*TASK DIRECTIONS*:
Leave out the pictures and copy every record exactly.

*RECORDS TO USE*:
----
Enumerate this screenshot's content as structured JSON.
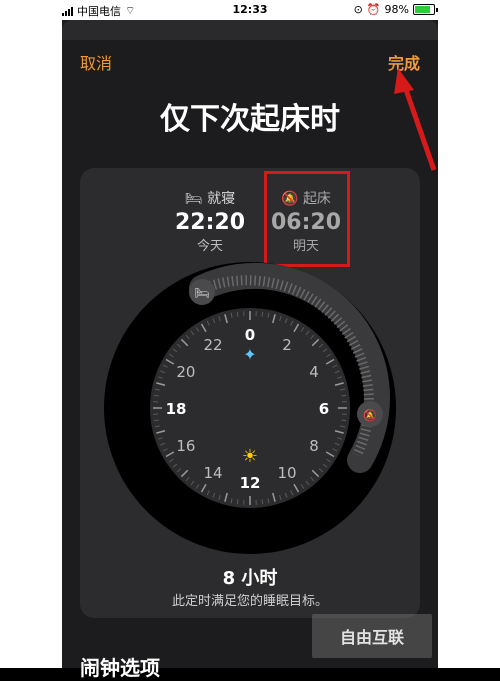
{
  "status_bar": {
    "carrier": "中国电信",
    "time": "12:33",
    "battery": "98%"
  },
  "nav": {
    "cancel_label": "取消",
    "done_label": "完成"
  },
  "title": "仅下次起床时",
  "bedtime": {
    "label": "就寝",
    "time": "22:20",
    "day": "今天"
  },
  "wake": {
    "label": "起床",
    "time": "06:20",
    "day": "明天"
  },
  "clock": {
    "hour_labels": [
      "0",
      "2",
      "4",
      "6",
      "8",
      "10",
      "12",
      "14",
      "16",
      "18",
      "20",
      "22"
    ]
  },
  "summary": {
    "hours": "8 小时",
    "message": "此定时满足您的睡眠目标。"
  },
  "section": {
    "alarm_options": "闹钟选项"
  },
  "watermark": "自由互联",
  "colors": {
    "accent": "#f09a37",
    "highlight": "#d61a1a",
    "sheet": "#1c1c1e",
    "card": "#2c2c2e"
  }
}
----
*SOLUTION TO THE EXERCISE*:
Enumerate this screenshot's content as structured JSON.
{
  "status_bar": {
    "carrier": "中国电信",
    "time": "12:33",
    "battery": "98%"
  },
  "nav": {
    "cancel_label": "取消",
    "done_label": "完成"
  },
  "title": "仅下次起床时",
  "bedtime": {
    "label": "就寝",
    "time": "22:20",
    "day": "今天"
  },
  "wake": {
    "label": "起床",
    "time": "06:20",
    "day": "明天"
  },
  "clock": {
    "hour_labels": [
      "0",
      "2",
      "4",
      "6",
      "8",
      "10",
      "12",
      "14",
      "16",
      "18",
      "20",
      "22"
    ]
  },
  "summary": {
    "hours": "8 小时",
    "message": "此定时满足您的睡眠目标。"
  },
  "section": {
    "alarm_options": "闹钟选项"
  },
  "watermark": "自由互联",
  "colors": {
    "accent": "#f09a37",
    "highlight": "#d61a1a",
    "sheet": "#1c1c1e",
    "card": "#2c2c2e"
  }
}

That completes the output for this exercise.